Nature is the best example of how a circular society works, where all resources are utilised in an endless cycle. Simply put, no waste is produced. When we then look at our society, we see that we’re trailing quite far behind. But this can change.
Resursens hus, or Resource House, is a concept development project that focuses on recycling and a circular approach. The overall goal is to pave the way for a circular economy with minimal waste. The project is a collaboration between the City of Helsingborg, regional environmental company NSR, and other actors, and it aims to develop a concept together with the residents of Oceanhamnen regarding resource issues. Resursens hus will be home to many different activities. Perhaps a hub where people drop off items for recycling or material recovery? Or a distribution point for online purchases and groceries delivered to the area? Whatever the activity, this will be decided together with those living in the district as their needs drive its design.
It’s not just about reducing waste but also preventing waste, through sharing, lending, renting, and leasing. Here we’ll see renovation, repairs, and upcycling become more commonplace. Replacing products with different types of services – such as cleaning, carpentry, and gardening – is another way to reduce consumption. This is important in laying the foundation for a resource-efficient society.
What makes this concept especially suited to Oceanhamnen is the district’s pioneering approach to sewage management with the three pipes circular sewer system. When food waste is handled separately, only the dry waste remains. It’s easier to separate and involves less residual waste. But it’s not always so easy to change our habits and behaviour, and Oceanhamnen will also be a place for learning. Here, people will be able to meet and discuss how new approaches can lead to improved quality of life and good health. It will be a place for innovative thinking and knowledge.
Resursens hus is part of the three-year EU project Interreg CIRC North Sea Region, where Sweden, Norway, Denmark, the Netherlands, Germany, and Belgium will cooperate and share knowledge on how society can transition to a circular economy.
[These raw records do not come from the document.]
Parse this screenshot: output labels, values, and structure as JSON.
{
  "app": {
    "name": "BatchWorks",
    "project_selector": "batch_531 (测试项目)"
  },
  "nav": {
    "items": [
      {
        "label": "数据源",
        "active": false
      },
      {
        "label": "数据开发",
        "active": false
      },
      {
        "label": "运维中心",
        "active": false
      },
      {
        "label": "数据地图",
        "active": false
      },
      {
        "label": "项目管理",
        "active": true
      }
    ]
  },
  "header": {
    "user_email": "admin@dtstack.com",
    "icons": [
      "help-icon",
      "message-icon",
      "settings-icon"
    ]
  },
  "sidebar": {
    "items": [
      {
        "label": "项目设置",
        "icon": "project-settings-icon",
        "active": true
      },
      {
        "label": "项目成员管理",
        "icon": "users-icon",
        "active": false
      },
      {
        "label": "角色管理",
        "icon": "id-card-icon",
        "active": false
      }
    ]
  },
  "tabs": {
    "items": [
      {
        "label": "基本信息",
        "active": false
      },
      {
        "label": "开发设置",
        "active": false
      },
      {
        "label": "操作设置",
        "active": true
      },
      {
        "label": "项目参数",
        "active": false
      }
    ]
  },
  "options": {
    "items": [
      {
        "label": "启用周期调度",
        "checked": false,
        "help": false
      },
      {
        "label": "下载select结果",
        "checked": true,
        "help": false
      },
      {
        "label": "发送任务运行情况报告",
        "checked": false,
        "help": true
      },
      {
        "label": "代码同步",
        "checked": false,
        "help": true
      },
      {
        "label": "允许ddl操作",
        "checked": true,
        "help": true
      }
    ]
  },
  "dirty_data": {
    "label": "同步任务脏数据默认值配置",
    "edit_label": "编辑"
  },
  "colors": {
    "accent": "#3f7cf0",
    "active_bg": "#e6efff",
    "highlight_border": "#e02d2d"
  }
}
A European knowledge base is being created through a series of pilot projects and targeted activities.
Image: Copyright NSR